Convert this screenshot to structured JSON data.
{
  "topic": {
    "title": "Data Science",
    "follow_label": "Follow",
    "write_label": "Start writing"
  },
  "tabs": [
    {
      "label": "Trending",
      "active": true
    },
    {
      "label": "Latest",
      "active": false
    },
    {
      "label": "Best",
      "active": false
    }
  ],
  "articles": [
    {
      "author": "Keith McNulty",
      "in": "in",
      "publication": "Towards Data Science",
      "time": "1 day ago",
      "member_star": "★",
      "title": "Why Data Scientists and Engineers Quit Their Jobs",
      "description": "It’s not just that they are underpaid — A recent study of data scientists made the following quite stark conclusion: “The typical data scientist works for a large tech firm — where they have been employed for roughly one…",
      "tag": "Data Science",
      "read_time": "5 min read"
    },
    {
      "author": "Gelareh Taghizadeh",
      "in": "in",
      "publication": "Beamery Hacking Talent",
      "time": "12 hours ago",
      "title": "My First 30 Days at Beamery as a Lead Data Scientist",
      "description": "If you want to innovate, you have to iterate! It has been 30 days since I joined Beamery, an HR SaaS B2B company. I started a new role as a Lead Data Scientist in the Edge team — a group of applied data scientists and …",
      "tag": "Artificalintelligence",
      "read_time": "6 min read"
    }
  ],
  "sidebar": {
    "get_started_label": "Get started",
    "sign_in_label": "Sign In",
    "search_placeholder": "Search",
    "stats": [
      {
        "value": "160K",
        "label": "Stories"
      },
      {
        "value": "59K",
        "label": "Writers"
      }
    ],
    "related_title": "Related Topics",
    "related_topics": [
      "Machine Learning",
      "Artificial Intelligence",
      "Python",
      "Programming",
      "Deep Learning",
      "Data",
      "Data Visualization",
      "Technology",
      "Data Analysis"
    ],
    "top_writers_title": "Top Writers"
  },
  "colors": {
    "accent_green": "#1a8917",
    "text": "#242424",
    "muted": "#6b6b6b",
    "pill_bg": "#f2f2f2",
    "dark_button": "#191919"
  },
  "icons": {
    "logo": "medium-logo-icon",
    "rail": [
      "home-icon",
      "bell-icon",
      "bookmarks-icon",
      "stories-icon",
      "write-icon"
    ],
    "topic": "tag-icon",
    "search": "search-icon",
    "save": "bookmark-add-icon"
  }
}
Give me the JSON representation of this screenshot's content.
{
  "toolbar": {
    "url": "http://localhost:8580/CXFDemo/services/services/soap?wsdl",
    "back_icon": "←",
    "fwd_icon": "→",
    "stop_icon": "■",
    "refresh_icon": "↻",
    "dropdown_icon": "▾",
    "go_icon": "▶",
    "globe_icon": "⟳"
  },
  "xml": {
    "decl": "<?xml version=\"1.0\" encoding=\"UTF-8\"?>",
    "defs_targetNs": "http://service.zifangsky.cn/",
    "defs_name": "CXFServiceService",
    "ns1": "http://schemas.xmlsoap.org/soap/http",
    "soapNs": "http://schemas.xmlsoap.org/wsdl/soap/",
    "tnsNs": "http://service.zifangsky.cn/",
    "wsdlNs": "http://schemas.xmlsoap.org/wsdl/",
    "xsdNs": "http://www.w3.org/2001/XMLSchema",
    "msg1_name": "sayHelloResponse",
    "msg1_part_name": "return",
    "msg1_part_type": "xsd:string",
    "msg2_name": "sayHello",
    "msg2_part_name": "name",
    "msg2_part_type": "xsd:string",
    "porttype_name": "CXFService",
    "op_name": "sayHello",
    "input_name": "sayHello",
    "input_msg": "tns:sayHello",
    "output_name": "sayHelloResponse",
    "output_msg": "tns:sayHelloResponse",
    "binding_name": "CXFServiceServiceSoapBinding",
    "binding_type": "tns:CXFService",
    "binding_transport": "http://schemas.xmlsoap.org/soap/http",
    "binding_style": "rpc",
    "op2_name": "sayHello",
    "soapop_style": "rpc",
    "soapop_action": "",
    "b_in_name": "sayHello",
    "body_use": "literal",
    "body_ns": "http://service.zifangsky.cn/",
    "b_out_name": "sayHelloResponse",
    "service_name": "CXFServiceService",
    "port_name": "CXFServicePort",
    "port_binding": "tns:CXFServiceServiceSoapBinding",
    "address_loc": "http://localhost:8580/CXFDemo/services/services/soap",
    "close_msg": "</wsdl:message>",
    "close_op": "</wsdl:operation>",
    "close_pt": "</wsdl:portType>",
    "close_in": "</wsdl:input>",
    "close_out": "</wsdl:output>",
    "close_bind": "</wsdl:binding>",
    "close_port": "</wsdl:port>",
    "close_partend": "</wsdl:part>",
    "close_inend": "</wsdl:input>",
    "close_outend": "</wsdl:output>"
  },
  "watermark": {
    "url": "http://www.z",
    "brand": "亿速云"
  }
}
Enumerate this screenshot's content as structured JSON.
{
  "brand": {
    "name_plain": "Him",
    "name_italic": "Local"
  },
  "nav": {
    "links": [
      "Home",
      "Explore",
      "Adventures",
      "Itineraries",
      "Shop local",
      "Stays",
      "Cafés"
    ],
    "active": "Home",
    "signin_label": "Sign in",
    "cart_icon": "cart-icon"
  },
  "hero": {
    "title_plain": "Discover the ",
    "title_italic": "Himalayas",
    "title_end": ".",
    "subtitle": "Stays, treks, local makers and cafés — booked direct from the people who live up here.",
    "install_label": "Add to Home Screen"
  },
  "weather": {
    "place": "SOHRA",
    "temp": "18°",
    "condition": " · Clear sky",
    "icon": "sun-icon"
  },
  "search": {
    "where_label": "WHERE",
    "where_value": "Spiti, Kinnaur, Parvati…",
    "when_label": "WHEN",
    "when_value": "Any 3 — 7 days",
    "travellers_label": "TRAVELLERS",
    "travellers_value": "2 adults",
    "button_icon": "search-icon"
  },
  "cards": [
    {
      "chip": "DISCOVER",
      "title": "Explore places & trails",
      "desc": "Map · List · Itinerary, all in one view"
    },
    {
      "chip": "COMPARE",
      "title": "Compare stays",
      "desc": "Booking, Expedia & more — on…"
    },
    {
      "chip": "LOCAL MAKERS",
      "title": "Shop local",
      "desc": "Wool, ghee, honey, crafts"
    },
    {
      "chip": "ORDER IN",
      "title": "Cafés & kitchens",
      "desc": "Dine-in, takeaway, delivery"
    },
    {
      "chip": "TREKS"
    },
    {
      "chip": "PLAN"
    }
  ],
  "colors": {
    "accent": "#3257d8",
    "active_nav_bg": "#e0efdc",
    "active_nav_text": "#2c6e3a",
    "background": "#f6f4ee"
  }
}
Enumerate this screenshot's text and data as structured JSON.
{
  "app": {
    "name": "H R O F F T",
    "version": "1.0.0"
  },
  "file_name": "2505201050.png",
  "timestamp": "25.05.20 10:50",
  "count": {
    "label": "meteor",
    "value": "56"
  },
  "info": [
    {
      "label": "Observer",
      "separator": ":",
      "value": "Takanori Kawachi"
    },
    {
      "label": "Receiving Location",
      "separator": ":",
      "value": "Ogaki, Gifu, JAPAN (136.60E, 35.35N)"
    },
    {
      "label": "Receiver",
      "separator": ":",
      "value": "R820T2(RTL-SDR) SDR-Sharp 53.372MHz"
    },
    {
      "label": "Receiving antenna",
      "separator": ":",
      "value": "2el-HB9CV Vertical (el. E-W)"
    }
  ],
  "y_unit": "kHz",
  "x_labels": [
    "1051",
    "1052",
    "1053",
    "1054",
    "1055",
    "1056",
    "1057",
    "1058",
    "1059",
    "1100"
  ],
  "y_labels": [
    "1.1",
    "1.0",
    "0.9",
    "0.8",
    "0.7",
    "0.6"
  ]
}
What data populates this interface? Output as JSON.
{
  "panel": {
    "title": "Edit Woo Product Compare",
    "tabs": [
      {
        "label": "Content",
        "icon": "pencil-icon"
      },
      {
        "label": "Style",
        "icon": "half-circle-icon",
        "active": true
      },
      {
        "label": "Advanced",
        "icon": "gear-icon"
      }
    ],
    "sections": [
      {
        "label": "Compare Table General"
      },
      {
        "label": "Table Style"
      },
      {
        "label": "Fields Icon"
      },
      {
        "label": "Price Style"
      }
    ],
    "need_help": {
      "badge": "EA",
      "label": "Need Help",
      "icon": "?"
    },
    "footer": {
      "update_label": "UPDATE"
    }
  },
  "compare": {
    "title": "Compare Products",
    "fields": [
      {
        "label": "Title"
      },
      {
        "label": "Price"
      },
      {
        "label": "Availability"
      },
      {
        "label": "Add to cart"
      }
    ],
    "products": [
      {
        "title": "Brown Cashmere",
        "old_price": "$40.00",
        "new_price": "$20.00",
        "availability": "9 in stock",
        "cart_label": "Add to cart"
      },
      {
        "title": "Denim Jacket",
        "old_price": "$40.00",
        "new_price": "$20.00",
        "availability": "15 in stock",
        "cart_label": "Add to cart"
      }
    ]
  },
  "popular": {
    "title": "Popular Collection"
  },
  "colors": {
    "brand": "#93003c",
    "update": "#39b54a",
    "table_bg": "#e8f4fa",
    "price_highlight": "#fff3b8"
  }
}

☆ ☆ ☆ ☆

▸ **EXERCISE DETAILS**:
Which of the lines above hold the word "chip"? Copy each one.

▸ **PROBLEM SOLUTION**:
      "chip": "DISCOVER",
      "chip": "COMPARE",
      "chip": "LOCAL MAKERS",
      "chip": "ORDER IN",
      "chip": "TREKS"
      "chip": "PLAN"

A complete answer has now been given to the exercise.